--- Recorded data Enclosed Below ---

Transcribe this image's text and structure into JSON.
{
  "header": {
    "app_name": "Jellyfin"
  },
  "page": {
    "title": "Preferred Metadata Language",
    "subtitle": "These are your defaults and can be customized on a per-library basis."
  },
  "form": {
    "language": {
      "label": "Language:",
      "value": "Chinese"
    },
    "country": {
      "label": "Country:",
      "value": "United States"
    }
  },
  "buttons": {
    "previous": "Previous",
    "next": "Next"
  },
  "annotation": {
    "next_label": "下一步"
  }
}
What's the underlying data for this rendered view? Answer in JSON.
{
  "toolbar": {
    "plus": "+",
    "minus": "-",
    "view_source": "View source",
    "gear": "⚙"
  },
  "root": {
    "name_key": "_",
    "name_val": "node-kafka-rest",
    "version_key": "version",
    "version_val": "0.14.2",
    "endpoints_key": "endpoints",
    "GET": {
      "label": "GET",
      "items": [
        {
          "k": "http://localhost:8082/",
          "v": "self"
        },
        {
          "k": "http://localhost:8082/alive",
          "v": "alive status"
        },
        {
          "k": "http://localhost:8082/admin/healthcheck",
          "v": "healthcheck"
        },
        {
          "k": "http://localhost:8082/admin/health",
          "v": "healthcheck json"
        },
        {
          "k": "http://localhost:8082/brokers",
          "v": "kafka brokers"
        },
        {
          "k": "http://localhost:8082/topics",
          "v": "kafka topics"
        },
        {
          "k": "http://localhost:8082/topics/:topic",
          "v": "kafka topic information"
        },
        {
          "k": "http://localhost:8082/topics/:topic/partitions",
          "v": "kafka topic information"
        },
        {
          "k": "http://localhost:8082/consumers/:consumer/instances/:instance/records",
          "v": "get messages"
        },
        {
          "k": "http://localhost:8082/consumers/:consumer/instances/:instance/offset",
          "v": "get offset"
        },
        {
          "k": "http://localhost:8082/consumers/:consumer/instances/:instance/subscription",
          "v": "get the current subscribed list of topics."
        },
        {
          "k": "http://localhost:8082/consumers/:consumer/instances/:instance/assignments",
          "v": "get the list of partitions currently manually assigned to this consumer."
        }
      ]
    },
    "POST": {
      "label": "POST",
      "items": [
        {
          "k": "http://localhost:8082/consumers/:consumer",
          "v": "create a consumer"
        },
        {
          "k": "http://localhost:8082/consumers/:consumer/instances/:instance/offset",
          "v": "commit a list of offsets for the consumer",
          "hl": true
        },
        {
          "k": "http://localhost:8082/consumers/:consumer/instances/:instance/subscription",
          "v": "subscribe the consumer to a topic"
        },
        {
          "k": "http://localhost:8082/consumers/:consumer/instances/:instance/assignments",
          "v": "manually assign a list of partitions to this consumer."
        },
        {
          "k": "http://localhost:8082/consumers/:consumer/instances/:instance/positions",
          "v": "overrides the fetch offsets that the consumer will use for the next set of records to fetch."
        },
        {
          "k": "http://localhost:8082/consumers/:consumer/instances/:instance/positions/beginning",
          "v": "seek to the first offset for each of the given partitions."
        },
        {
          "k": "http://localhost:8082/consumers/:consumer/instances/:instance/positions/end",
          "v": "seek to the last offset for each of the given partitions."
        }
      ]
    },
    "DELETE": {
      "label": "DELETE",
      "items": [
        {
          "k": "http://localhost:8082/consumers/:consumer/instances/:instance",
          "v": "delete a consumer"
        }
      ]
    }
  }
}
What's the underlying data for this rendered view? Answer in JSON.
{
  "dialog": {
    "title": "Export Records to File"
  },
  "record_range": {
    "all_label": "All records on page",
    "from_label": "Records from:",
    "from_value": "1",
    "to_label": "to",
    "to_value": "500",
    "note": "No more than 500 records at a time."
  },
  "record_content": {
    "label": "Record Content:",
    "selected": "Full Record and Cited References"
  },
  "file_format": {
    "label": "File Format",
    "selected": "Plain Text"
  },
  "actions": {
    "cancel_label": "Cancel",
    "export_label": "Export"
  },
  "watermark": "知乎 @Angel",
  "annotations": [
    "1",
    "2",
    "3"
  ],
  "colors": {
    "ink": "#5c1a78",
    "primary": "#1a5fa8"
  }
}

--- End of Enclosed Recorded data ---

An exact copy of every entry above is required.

Transcribe this image's text and structure into JSON.
{
  "header": {
    "app_name": "Jellyfin"
  },
  "page": {
    "title": "Preferred Metadata Language",
    "subtitle": "These are your defaults and can be customized on a per-library basis."
  },
  "form": {
    "language": {
      "label": "Language:",
      "value": "Chinese"
    },
    "country": {
      "label": "Country:",
      "value": "United States"
    }
  },
  "buttons": {
    "previous": "Previous",
    "next": "Next"
  },
  "annotation": {
    "next_label": "下一步"
  }
}
What's the underlying data for this rendered view? Answer in JSON.
{
  "toolbar": {
    "plus": "+",
    "minus": "-",
    "view_source": "View source",
    "gear": "⚙"
  },
  "root": {
    "name_key": "_",
    "name_val": "node-kafka-rest",
    "version_key": "version",
    "version_val": "0.14.2",
    "endpoints_key": "endpoints",
    "GET": {
      "label": "GET",
      "items": [
        {
          "k": "http://localhost:8082/",
          "v": "self"
        },
        {
          "k": "http://localhost:8082/alive",
          "v": "alive status"
        },
        {
          "k": "http://localhost:8082/admin/healthcheck",
          "v": "healthcheck"
        },
        {
          "k": "http://localhost:8082/admin/health",
          "v": "healthcheck json"
        },
        {
          "k": "http://localhost:8082/brokers",
          "v": "kafka brokers"
        },
        {
          "k": "http://localhost:8082/topics",
          "v": "kafka topics"
        },
        {
          "k": "http://localhost:8082/topics/:topic",
          "v": "kafka topic information"
        },
        {
          "k": "http://localhost:8082/topics/:topic/partitions",
          "v": "kafka topic information"
        },
        {
          "k": "http://localhost:8082/consumers/:consumer/instances/:instance/records",
          "v": "get messages"
        },
        {
          "k": "http://localhost:8082/consumers/:consumer/instances/:instance/offset",
          "v": "get offset"
        },
        {
          "k": "http://localhost:8082/consumers/:consumer/instances/:instance/subscription",
          "v": "get the current subscribed list of topics."
        },
        {
          "k": "http://localhost:8082/consumers/:consumer/instances/:instance/assignments",
          "v": "get the list of partitions currently manually assigned to this consumer."
        }
      ]
    },
    "POST": {
      "label": "POST",
      "items": [
        {
          "k": "http://localhost:8082/consumers/:consumer",
          "v": "create a consumer"
        },
        {
          "k": "http://localhost:8082/consumers/:consumer/instances/:instance/offset",
          "v": "commit a list of offsets for the consumer",
          "hl": true
        },
        {
          "k": "http://localhost:8082/consumers/:consumer/instances/:instance/subscription",
          "v": "subscribe the consumer to a topic"
        },
        {
          "k": "http://localhost:8082/consumers/:consumer/instances/:instance/assignments",
          "v": "manually assign a list of partitions to this consumer."
        },
        {
          "k": "http://localhost:8082/consumers/:consumer/instances/:instance/positions",
          "v": "overrides the fetch offsets that the consumer will use for the next set of records to fetch."
        },
        {
          "k": "http://localhost:8082/consumers/:consumer/instances/:instance/positions/beginning",
          "v": "seek to the first offset for each of the given partitions."
        },
        {
          "k": "http://localhost:8082/consumers/:consumer/instances/:instance/positions/end",
          "v": "seek to the last offset for each of the given partitions."
        }
      ]
    },
    "DELETE": {
      "label": "DELETE",
      "items": [
        {
          "k": "http://localhost:8082/consumers/:consumer/instances/:instance",
          "v": "delete a consumer"
        }
      ]
    }
  }
}
What's the underlying data for this rendered view? Answer in JSON.
{
  "dialog": {
    "title": "Export Records to File"
  },
  "record_range": {
    "all_label": "All records on page",
    "from_label": "Records from:",
    "from_value": "1",
    "to_label": "to",
    "to_value": "500",
    "note": "No more than 500 records at a time."
  },
  "record_content": {
    "label": "Record Content:",
    "selected": "Full Record and Cited References"
  },
  "file_format": {
    "label": "File Format",
    "selected": "Plain Text"
  },
  "actions": {
    "cancel_label": "Cancel",
    "export_label": "Export"
  },
  "watermark": "知乎 @Angel",
  "annotations": [
    "1",
    "2",
    "3"
  ],
  "colors": {
    "ink": "#5c1a78",
    "primary": "#1a5fa8"
  }
}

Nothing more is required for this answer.